The US Federal Reserve (Fed) chairman, Jerome Powell, has repeated his commitment over the past few weeks to get inflation closer to the Fed’s 2% target even if it comes at the expense of a 3.6% unemployment rate.

This is as the US labour market is at its strongest level since the late 1960s.

Think long term

The opportunity to buy companies with strong track records at a discount is appealing even if it comes at a cost of near-term losses.

The volatility in the stock market isn’t going away any time soon but a valuation at this current level points to a better buying opportunity in the stock market than where we were six months ago.

For example, Microsoft Corporation (NASDAQ: MSFT) is trading at a trailing PE ratio of 26.5 times, which is at a 22.8% discount from its five-year average.

Similarly, Visa Inc (NYSE: V) is trading at a discount of 16.1% and 14% in its trailing and forward PE respectively, as compared to its five-year average.

Disclaimer: ProsperUs Investment Coach Billy Toh doesn’t own shares of any companies mentioned.

About the Author: Billy Toh
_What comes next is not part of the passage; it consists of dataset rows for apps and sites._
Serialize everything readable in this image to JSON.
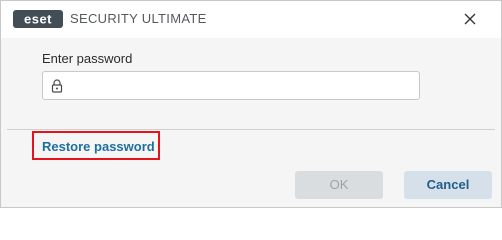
{
  "window": {
    "brand_logo_text": "eset",
    "title": "SECURITY ULTIMATE"
  },
  "icons": {
    "logo": "eset-logo",
    "close": "close-icon",
    "lock": "lock-icon"
  },
  "form": {
    "password_label": "Enter password",
    "password_value": "",
    "password_placeholder": ""
  },
  "footer": {
    "restore_link_label": "Restore password",
    "ok_label": "OK",
    "ok_enabled": false,
    "cancel_label": "Cancel"
  },
  "colors": {
    "link": "#1f6f9e",
    "highlight_border": "#e3141b",
    "cancel_text": "#1f5f8b",
    "ok_disabled_bg": "#d9dde0"
  }
}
Billy is passionate about the capital market and believes in investing for the long haul. Prior to this, he was an economist at RHB Investment Bank, covering Thailand and Philippines market. He also worked as a financial journalist at The Edge Malaysia and has experience working with an asset management firm. Aside from the capital market, Billy loves a good conversation over a cup of coffee, is a fitness enthusiast and a tech geek.